* What you need to do: Look below and pull out each line with the word "icon".

· · · ·

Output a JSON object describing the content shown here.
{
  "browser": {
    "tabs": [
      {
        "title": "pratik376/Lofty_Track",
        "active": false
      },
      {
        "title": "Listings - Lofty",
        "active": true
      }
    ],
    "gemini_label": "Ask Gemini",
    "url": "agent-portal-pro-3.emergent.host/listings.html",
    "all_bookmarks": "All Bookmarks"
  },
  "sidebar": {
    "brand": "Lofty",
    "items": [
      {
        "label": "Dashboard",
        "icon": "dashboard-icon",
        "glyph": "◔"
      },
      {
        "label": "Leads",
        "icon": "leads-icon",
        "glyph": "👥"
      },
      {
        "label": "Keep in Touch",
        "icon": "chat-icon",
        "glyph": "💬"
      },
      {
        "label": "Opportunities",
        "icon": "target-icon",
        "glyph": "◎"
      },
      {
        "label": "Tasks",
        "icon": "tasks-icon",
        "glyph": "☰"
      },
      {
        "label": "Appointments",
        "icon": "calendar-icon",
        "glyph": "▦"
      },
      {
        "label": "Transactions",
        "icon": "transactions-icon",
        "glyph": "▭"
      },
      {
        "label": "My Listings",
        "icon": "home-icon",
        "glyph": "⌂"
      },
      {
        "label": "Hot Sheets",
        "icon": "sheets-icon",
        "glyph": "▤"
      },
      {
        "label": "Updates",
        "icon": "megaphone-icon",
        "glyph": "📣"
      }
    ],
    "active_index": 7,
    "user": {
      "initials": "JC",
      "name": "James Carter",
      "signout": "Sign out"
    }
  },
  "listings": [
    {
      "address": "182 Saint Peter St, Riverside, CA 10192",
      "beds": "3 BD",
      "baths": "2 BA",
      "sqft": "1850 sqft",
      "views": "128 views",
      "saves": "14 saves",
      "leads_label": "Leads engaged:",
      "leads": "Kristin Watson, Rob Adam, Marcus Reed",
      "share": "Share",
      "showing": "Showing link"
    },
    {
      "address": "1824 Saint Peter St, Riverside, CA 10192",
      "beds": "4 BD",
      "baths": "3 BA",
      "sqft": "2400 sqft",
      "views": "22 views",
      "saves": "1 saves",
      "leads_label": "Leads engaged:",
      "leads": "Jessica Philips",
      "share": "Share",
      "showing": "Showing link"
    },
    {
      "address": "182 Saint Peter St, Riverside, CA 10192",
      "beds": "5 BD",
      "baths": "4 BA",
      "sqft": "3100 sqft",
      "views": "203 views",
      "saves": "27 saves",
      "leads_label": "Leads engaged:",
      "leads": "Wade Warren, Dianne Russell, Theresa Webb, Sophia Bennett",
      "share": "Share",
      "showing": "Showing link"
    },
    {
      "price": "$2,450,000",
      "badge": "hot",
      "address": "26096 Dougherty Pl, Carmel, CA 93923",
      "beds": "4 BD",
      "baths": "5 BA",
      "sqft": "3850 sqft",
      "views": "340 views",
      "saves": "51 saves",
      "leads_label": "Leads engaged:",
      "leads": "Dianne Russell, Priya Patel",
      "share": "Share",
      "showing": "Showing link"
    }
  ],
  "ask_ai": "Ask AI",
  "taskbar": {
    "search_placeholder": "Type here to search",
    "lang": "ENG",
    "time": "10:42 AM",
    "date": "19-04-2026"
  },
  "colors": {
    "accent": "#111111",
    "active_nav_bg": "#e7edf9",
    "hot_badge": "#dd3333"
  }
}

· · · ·

* Exercise result:
        "icon": "dashboard-icon",
        "icon": "leads-icon",
        "icon": "chat-icon",
        "icon": "target-icon",
        "icon": "tasks-icon",
        "icon": "calendar-icon",
        "icon": "transactions-icon",
        "icon": "home-icon",
        "icon": "sheets-icon",
        "icon": "megaphone-icon",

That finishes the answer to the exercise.